Also, as I have emphasized, it’s far easier for a couple to build a life together than to merge two independent lives.
The brouhaha over Patton’s advice does not only suggest that it has struck a nerve, but also that it articulates a message that had hitherto been condemned and repressed.
You might think that people who marry young do not necessarily have the happiest marriages, and there is some truth to the observation. On the other hand, we live in a culture where everyone looks down at you if you marry young and where, if you marry before the rest of your cohort, your single friends, consumed by envy, will never cease to remind you of all the thrills you are missing
For offering young women a real choice, Susan Patton has provoked a conversation and has offered young women a new choice.
She has been excoriated in some segments of the media, but has been praised in many others. Some women who married later, women like Megan McArdle have supported Patton, declaring that they would happily have foregone the agony of extended singledom.

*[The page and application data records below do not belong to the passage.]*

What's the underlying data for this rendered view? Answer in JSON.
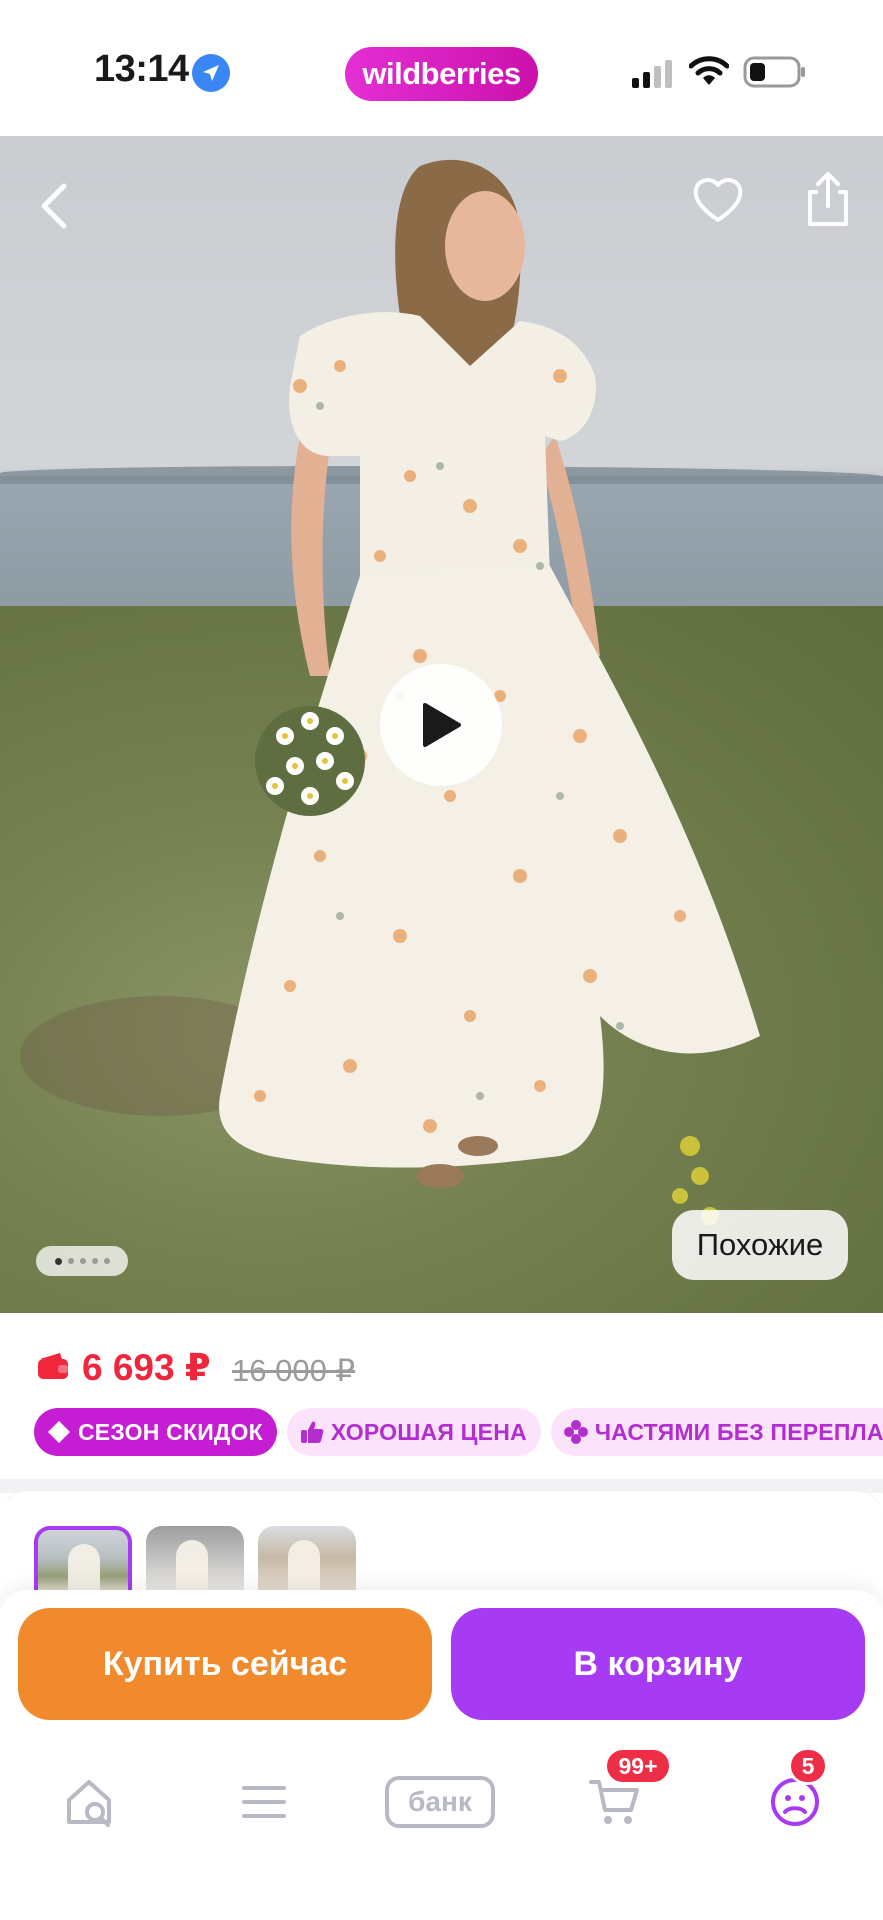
{
  "status_bar": {
    "time": "13:14",
    "brand": "wildberries"
  },
  "product": {
    "similar_label": "Похожие",
    "pager_total": 5,
    "pager_current": 1
  },
  "price": {
    "current": "6 693 ₽",
    "old": "16 000 ₽",
    "badges": [
      {
        "label": "СЕЗОН СКИДОК",
        "icon": "tag-diamond-icon",
        "style": "primary"
      },
      {
        "label": "ХОРОШАЯ ЦЕНА",
        "icon": "thumbs-up-icon",
        "style": "light"
      },
      {
        "label": "ЧАСТЯМИ БЕЗ ПЕРЕПЛАТ",
        "icon": "clover-icon",
        "style": "light"
      }
    ]
  },
  "actions": {
    "buy_now": "Купить сейчас",
    "add_to_cart": "В корзину"
  },
  "tabbar": {
    "bank_label": "банк",
    "cart_badge": "99+",
    "profile_badge": "5"
  },
  "colors": {
    "brand": "#cb11ab",
    "price_red": "#f0263c",
    "buy_orange": "#f08a2c",
    "cart_purple": "#a73af3"
  }
}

And then there’s the case of Julia Shaw.
Yesterday, the DoubleX blog at Slate published Shaw’s account of her marriage. She married when she was 23. Her husband was 25.
Shaw offers a realistic portrayal of the agony and the ecstasy of her marriage. She does not gloss over the problems, and does not sound as though she is trying to sell something.
Shaw shows the good and the bad of going through bad times and good as young marrieds.
Marrying young deepens the sense of being connected because it allows couples to build a life together. It militates against the common notion that what’s mine is mine and what’s yours is yours. When people marry later they have built their fortunes separately and thus have a much more proprietary feeling toward their possessions.
It’s also worth pointing out that the article appeared on the Slate DoubleX blog. This blog has tended to promote writers who have a feminist perspective. Its writers have been happy to support the hooking up culture. With an occasional exception most of its writers hew to the feminist party line.
Thus, it matters that DoubleX has giving pride of place to a life choice that counters the received feminist wisdom and the dominant cultural bias.
Surely, Susan Patton will soon be signing a new book deal. Let's hope that Julia Shaw is too.